2. Never imagine that while beauty and stateliness are desirable in secular buildings, they are superfluous in the house of God. Never dream that spirituality of worship is furthered by poverty of accessories, by absence or meagreness of ornament, by an utter lack of comeliness in the consecrated place. All outward and visible beauty is a symbol and prophecy of the Unseen and Eternal Beauty, and therefore naturally fitted to lift our hearts to that great Object of all worship. The Church may rightly be made glorious with lavish expense of art, and time, and means: if only because the masses of God's poor stand in pressing need of some such contrast with their ordinary haunts, to waken in their souls the sense of something higher, purer, nobler than the sights and sounds to which hard necessity has restricted them.

3. Every church is "holy ground," for it is a meeting place of God and man; and what is holy should be beautiful. Beauty is the natural stimulus of love. The truth that God meets us here in a special way does not contradict the truth of His Presence everywhere. The prophets and teachers of Israel knew quite well that the Spiritual is the only Real, and that spiritual worship means a worship which is heartfelt, not hollow, reasonable not magical and meaningless, — a worship in which the entire consciousness, the whole nature, concentrates itself upon God. Sursum corda — Lift up your hearts! and your churches may be perfect shrines of beauty, and your services musical as the song of angels; your worship will not therefore be less but more spiritual.

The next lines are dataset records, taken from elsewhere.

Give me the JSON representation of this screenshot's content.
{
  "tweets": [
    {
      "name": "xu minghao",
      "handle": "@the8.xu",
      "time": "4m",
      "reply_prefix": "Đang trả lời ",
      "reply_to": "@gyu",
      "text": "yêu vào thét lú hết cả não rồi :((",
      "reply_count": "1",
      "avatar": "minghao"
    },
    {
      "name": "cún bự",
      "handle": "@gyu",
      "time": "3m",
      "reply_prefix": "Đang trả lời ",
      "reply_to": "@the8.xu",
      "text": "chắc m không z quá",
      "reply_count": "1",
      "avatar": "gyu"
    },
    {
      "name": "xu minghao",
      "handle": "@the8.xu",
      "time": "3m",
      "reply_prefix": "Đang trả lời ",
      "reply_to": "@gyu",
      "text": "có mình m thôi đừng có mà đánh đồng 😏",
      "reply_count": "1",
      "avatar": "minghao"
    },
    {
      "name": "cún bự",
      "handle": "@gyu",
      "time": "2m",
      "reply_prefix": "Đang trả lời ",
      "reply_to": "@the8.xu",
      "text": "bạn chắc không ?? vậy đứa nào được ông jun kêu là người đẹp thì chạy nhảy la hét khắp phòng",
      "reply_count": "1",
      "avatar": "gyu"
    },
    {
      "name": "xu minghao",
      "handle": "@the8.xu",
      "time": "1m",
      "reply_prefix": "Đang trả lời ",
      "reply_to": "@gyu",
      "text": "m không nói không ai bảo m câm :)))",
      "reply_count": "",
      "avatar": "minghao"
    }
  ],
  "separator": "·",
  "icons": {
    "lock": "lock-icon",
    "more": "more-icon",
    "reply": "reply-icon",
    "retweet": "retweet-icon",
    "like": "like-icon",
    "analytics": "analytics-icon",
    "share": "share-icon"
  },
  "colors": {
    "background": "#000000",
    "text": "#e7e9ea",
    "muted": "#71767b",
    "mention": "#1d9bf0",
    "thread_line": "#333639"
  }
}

(C. J. Ball, M. A.)

Helps for the Pulpit.

1. This habitation, or house, is designed by the Great Proprietor of it for public worship.

2. It implies the manifestation of the Divine Presence.


1. The love of affection.

2. The love of preference.

3. Because of advantages realised by attending it.

(1)Children of God are born there.

(2)There the believer was convinced of sin.

(3)There the presence of God is manifested.

(4)It is the banqueting house.

(5)It is the place of instruction.

(6)Its exercises sweeten for glory.

4. Because they worship with good men.

5. It is a practical love.

(1)Regular attendance.

(2)Engagement in its services, according to ability.

(3)Invitation to others to attend.

(4)Pecuniary support.



1. How great the importance and advantages of Divine worship. Christ and His apostles honoured it (Luke 4:16; Acts 2:46).

2. How great the guilt and danger of neglecting the house of God (Psalm 73:27; Zechariah 14:17, 19; Hebrews 10:25).

3. If the earthly temple is so loved, what love will the heavenly temple create!

(Helps for the Pulpit.)

Psalm 26:8 NIV
Psalm 26:8 NLT
Psalm 26:8 ESV
Psalm 26:8 NASB
Psalm 26:8 KJV

Psalm 26:8 Bible Apps
Psalm 26:8 Parallel
Psalm 26:8 Biblia Paralela
Psalm 26:8 Chinese Bible
Psalm 26:8 French Bible
Psalm 26:8 German Bible

Psalm 26:8 Commentaries

Bible Hub
Psalm 26:7
Top of Page
Top of Page